She denied filing a civil lawsuit against Tillery, or even researching the possibility.
"I don't want any money from him," she said.
They had met by chance at a Catholic church, where she was seeking Alcoholics Anonymous groups, she testified. After an alcohol relapse, she called Tillery for help, and a month into the sessions, his come-ons began, she testified.
"One time he said I was the best looking addict he'd ever seen," she said.
The alleged abuse began with friendly hugs, then a sweep of her hair and a kiss initiated by him, she said. During the first encounter, he pulled away, and she later apologized, she said.
In later sessions, their roles essentially reversed, with Tillery relaxed on the couch expounding on his own rocky childhood, she testified. He charged for every one-hour session except a handful around the holidays, she said.
"I felt powerless to stop it, because I depended on him so much," she testified.
A former therapist advised her to report Tillery to the state licensing board, and few months later she came forward to Gwinnett police.
"I didn't think he deserved to have his license after what he did to me," she testified.
Wilbanks juxtaposed her testimony with a blog she'd kept, in which she admitted to calling Tillery's wife a "vile lush" along with more stinging vulgarities. She denied that a post about a "boyfriend" in September 2007 was referring to Tillery. She dismissed the blog as "silly" and full of "AA humor."
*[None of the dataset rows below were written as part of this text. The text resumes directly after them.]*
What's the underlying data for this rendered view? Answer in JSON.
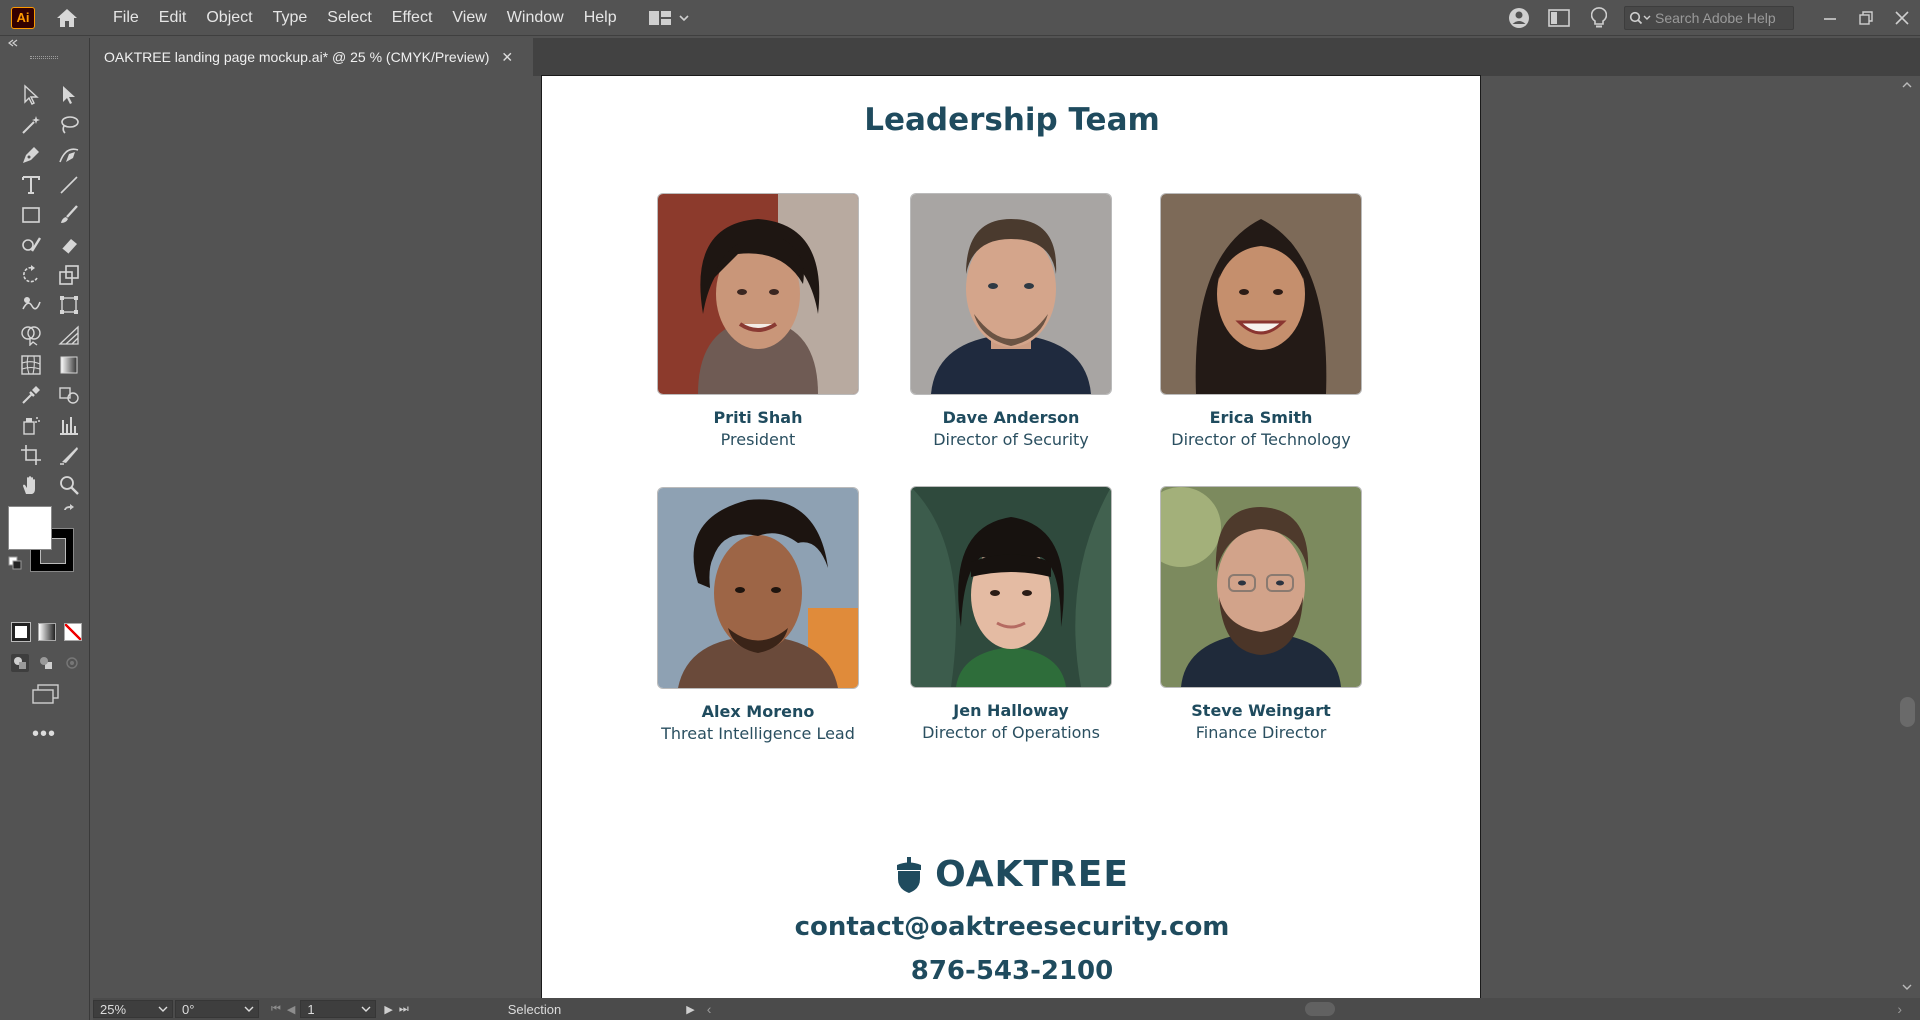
{
  "app": {
    "logo_text": "Ai",
    "menus": [
      "File",
      "Edit",
      "Object",
      "Type",
      "Select",
      "Effect",
      "View",
      "Window",
      "Help"
    ],
    "search_placeholder": "Search Adobe Help"
  },
  "document": {
    "tab_title": "OAKTREE landing page mockup.ai* @ 25 % (CMYK/Preview)",
    "close_glyph": "✕"
  },
  "artboard": {
    "heading": "Leadership Team",
    "members": [
      {
        "name": "Priti Shah",
        "role": "President"
      },
      {
        "name": "Dave Anderson",
        "role": "Director of Security"
      },
      {
        "name": "Erica Smith",
        "role": "Director of Technology"
      },
      {
        "name": "Alex Moreno",
        "role": "Threat Intelligence Lead"
      },
      {
        "name": "Jen Halloway",
        "role": "Director of Operations"
      },
      {
        "name": "Steve Weingart",
        "role": "Finance Director"
      }
    ],
    "logo_text": "OAKTREE",
    "email": "contact@oaktreesecurity.com",
    "phone": "876-543-2100"
  },
  "status": {
    "zoom": "25%",
    "rotation": "0°",
    "artboard_number": "1",
    "tool": "Selection"
  },
  "colors": {
    "brand": "#1f4b5e",
    "chrome": "#535353"
  }
}
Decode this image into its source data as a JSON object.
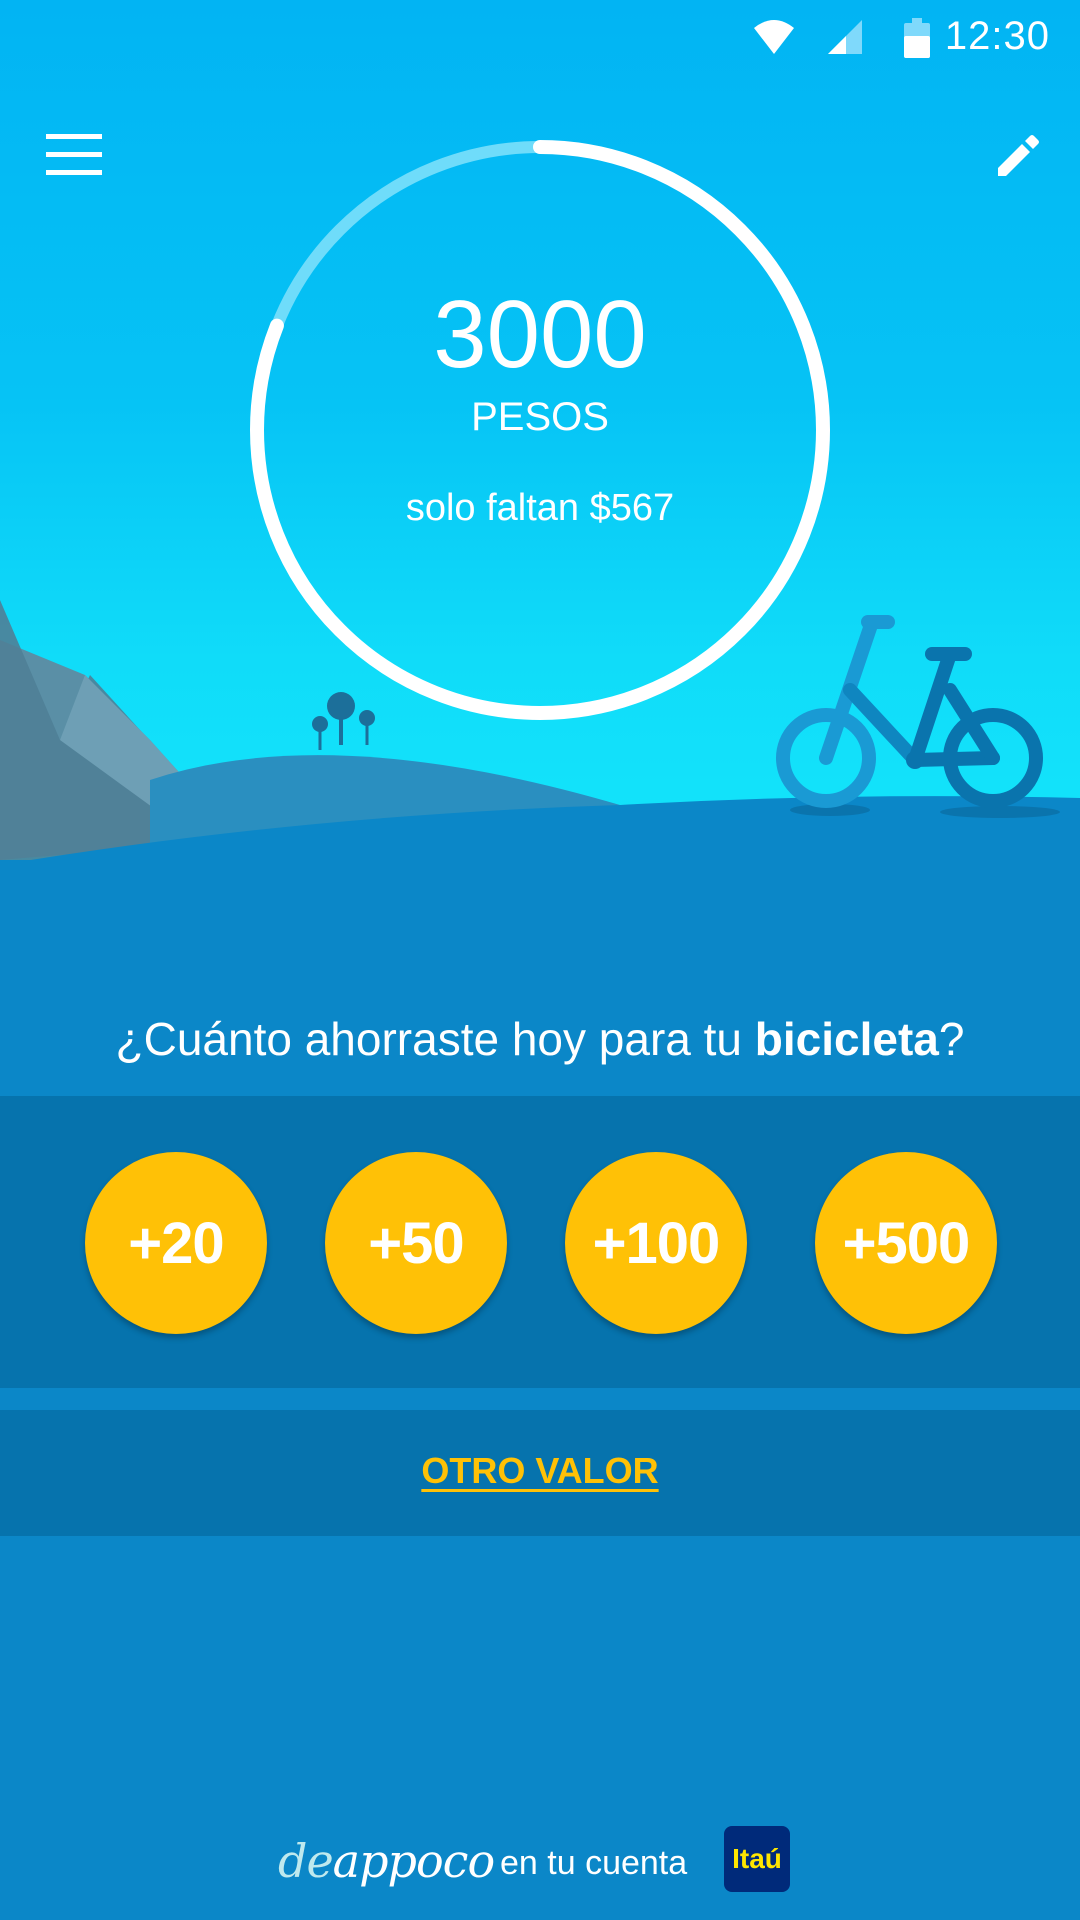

In early 2008, she demanded a reimbursement of $1,000 from Tillery, which he paid while asking she keep the affair under wraps, she testified.
The trial is expected to conclude this week.